[Provided records Boundary: Start]

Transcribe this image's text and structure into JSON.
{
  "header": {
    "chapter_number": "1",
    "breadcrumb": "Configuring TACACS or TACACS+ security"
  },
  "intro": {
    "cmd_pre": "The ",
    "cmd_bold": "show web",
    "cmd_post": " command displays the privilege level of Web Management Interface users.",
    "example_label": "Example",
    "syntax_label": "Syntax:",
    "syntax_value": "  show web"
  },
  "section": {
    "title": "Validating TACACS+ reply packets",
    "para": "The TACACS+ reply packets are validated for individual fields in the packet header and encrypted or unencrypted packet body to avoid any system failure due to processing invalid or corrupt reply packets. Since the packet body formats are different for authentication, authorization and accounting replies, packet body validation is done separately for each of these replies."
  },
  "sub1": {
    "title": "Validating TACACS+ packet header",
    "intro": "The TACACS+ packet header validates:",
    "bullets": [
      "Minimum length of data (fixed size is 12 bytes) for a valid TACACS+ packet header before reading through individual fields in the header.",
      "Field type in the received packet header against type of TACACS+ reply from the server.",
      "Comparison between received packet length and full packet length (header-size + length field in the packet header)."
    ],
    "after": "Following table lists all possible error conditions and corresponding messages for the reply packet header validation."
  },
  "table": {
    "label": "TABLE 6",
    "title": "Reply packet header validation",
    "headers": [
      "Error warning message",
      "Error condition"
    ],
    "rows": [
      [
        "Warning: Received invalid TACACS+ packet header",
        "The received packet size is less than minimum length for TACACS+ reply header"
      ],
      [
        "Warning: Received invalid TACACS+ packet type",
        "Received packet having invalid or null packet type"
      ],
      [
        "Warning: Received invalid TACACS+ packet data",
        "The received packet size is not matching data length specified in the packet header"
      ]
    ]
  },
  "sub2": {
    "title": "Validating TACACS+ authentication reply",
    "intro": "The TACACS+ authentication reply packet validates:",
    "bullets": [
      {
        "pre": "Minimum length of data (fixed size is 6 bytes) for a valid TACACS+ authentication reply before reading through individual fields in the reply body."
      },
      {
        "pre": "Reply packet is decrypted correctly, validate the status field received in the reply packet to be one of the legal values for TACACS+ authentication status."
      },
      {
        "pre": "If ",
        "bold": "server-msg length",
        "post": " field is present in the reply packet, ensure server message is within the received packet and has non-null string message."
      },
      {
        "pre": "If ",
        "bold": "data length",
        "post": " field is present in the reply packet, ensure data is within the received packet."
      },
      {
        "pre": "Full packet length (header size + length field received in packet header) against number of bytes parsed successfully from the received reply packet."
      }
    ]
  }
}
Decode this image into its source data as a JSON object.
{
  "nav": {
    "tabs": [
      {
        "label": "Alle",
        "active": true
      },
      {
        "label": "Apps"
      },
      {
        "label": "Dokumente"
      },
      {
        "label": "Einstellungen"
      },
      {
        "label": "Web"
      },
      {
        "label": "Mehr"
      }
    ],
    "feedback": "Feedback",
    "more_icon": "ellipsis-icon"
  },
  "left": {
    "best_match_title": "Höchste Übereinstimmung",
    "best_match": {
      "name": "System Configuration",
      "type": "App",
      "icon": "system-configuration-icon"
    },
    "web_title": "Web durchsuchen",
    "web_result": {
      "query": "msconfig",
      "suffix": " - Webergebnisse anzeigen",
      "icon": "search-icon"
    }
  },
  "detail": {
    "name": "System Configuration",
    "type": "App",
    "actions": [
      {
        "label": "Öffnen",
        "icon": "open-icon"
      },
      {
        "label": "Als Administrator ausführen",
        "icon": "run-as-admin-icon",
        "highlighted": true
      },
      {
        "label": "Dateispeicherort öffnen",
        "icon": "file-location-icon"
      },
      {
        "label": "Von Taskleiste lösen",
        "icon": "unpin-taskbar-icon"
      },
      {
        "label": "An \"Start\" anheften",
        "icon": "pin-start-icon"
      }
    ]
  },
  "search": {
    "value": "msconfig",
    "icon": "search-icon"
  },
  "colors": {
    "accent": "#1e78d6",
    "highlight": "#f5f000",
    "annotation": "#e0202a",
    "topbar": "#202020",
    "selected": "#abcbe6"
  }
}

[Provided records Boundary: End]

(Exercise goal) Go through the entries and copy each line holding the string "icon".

(Solution for this exercise)
    "more_icon": "ellipsis-icon"
      "icon": "system-configuration-icon"
      "icon": "search-icon"
        "icon": "open-icon"
        "icon": "run-as-admin-icon",
        "icon": "file-location-icon"
        "icon": "unpin-taskbar-icon"
        "icon": "pin-start-icon"
    "icon": "search-icon"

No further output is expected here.